Bayan Muna Representative Teddy Casiño, in the meantime, is calling on the government to mitigate the price shock by reducing the value added tax on oil from 12 percent to six percent.
“Even if the industry is deregulated, the government can do something to mitigate prices by reducing the taxes on oil, specifically the VAT, just like they do in other countries that have lower VAT rates for basic utilities and products,” Casiño said.
He called the oil companies “cruel” because people in Luzon are still recovering from the other week’s massive flood “and all oil companies are thinking of is how to jack up their profits.”
The lawmaker called on Malacañang and the House leadership to immediately approve measures removing or reducing the value added tax (VAT) on oil in order to prevent government from collecting windfall VAT revenues.
“The P3 planned increase by oil companies plus the preceding increases in the price of oil supposedly due to higher oil prices abroad will result in unfair and immoral windfall VAT revenues unless we remove or reduce the tax,” he said.

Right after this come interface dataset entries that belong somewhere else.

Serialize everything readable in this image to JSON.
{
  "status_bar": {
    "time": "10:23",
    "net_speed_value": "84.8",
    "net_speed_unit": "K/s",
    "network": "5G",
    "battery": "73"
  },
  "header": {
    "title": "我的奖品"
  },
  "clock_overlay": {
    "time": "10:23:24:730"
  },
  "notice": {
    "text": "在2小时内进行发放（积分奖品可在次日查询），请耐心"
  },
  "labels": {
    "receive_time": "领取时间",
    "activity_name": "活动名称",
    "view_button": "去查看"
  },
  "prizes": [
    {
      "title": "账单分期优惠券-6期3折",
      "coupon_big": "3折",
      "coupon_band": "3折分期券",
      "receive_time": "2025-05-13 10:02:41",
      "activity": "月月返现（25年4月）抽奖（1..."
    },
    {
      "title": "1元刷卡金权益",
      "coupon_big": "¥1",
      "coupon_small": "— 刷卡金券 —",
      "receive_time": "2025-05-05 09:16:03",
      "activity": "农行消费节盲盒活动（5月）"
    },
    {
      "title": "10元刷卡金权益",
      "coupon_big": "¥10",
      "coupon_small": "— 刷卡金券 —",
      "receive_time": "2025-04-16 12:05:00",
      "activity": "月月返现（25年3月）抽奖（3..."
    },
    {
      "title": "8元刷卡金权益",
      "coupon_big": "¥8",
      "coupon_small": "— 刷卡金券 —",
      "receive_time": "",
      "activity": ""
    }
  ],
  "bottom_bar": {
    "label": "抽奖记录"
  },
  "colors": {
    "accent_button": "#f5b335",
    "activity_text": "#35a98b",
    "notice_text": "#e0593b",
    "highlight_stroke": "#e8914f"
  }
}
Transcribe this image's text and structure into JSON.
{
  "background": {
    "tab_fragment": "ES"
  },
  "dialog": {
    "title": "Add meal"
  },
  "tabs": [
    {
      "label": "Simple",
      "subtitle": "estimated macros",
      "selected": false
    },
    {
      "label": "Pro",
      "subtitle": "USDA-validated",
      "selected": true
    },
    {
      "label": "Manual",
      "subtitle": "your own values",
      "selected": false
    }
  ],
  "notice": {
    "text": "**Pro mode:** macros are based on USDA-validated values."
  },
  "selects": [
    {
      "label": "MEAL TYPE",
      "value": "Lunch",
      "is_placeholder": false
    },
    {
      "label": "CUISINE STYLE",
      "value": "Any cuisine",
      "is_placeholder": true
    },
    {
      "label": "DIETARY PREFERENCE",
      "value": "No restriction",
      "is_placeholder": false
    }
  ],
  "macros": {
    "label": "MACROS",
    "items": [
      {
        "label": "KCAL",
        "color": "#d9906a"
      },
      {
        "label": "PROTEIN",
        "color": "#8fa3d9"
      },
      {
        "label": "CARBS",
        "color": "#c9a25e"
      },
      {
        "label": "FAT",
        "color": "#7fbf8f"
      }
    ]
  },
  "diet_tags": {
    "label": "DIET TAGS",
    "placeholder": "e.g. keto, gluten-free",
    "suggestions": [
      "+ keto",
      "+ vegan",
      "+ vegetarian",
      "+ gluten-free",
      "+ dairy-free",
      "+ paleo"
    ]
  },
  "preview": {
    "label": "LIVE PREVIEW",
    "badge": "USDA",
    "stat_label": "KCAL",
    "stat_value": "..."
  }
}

The government collects additional revenues from the VAT from unplanned increases in the prices of goods and services subject to VAT. Casiño said the VAT windfall is “an added misery to Filipinos already subject to artificially high prices of power and oil.”
“I am also calling on Malacañang and the House leadership to approve House Bill 6416, which aims to cut VAT rates by half in the prices of oil, power and water,” he added.
Casiño’s bill aims to reduce VAT to six percent for electricity, water services, and oil and petroleum products, in order to provide immediate relief to consumers and the domestic economy. The 50 percent reduction of the VAT rate will bring down prices of oil products by as much three (3) pesos per liter, electricity rates by at least 38 centavos per kilowatt hour (kWh) for lifeline electricity users and at least 50 pesos in the bills of residential water users.